Chromothripsis might be “something that happens all the time in everyone, maybe every day in some rare cells, but it is probably so catastrophic that the cell dies,” Murphy speculated. “It’s an invisible event; you never see it [and] you can only look for it when you have a bad cancer or a good cure.”
In this case, chromothripsis resulted in a good cure. “Instead of causing cancer, it has [permitted a single] hematopoietic stem cell to take over the marrow,” explained David H. McDermott, a staff clinician in Murphy’s lab and first author on the 2015 Cell paper (Cell 160:686–699, 2015). As the new cells with the deleted gene repopulated the patient’s marrow, her symptoms vanished.
The team used whole-genome sequencing to try to understand how this one cell took over and cured the patient. They found that 17 large areas of chromosome 2 were missing and 164 genes had been deleted.
In order to focus on the deletion of the disease gene, staff scientist and co-first author Ji-Liang Gao used a mouse model in which only one copy of the Cxcr4 gene was deleted. This single genetic mutation gave hematopoietic stem cells a strong growth advantage. When transplanted into another mouse with either wild-type or WHIM model mouse bone-marrow cells, the altered cells quickly took over as they had in the cured patient.
The lab plans to try to recreate this phenomenon in patients with WHIM syndrome by using genome editing to wipe out or correct the mutant allele in affected cells and then returning them to the patient. This technique was proposed in their recent U.S. patent application (http://1.usa.gov/1DUFuo9) and ultimately could be applied to treat countless other blood diseases as an adjunct to specific gene therapy.

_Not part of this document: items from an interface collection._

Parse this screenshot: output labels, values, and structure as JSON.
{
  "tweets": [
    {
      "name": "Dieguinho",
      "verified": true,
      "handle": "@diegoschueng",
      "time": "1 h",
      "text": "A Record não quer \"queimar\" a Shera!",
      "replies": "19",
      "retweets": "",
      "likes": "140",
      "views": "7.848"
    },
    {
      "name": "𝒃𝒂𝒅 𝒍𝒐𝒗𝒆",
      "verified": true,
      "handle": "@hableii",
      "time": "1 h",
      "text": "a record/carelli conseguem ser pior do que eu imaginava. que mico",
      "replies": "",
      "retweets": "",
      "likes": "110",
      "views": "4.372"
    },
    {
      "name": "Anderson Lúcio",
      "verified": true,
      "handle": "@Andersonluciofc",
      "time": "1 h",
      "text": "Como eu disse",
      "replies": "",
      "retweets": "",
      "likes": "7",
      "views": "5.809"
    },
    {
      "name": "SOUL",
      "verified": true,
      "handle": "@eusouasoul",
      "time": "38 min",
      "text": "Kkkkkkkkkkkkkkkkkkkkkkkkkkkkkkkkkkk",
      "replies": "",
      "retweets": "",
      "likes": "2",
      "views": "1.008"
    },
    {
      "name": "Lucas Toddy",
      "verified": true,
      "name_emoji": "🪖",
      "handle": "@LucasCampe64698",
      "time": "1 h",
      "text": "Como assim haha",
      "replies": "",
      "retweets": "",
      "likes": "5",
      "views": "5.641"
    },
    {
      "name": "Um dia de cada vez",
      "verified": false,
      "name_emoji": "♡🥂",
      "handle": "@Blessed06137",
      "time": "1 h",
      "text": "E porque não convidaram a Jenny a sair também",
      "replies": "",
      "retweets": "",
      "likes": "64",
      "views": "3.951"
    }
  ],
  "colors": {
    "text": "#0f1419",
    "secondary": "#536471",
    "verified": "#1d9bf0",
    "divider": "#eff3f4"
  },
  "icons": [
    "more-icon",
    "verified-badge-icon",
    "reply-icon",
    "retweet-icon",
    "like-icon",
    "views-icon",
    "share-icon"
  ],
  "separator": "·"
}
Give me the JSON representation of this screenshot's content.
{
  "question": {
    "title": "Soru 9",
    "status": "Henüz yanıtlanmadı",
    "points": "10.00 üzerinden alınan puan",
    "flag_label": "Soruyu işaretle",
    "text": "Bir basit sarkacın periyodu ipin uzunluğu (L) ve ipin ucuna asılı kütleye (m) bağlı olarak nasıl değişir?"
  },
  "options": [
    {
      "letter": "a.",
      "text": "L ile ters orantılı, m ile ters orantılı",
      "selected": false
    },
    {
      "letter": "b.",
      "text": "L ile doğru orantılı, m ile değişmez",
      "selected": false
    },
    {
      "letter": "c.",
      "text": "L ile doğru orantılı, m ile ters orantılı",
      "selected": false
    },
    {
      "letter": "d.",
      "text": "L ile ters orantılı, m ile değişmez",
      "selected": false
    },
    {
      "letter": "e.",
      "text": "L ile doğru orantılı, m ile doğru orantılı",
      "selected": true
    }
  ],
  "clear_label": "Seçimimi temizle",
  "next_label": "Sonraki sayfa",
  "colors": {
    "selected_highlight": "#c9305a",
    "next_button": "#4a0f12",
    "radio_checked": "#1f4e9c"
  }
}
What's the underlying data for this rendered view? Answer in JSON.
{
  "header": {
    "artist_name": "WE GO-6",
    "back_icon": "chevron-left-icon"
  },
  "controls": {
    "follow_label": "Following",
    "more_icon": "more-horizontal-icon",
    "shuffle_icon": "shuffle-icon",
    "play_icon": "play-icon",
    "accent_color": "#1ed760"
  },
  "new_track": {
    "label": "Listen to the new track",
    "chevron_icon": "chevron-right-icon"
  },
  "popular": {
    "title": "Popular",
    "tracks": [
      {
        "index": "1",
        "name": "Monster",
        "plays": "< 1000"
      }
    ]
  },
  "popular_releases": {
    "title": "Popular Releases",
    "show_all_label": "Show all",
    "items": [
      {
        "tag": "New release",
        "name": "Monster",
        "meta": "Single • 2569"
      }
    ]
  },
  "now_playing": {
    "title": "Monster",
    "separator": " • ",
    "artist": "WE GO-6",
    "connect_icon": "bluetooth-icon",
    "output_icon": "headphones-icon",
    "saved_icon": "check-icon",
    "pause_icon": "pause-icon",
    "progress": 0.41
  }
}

The miraculously cured WHIM patient, now 60, is still doing well.
“She’s got two New England Journal of Medicine papers and one Cell paper all about her,” said Murphy. “I told her that if she was an academic that she could get tenure on that alone.”
To read NIH Director Francis Collins’s blog post on this mystery, go to http://directorsblog.nih.gov/2015/03/05/shattering-news-how-chromothrips....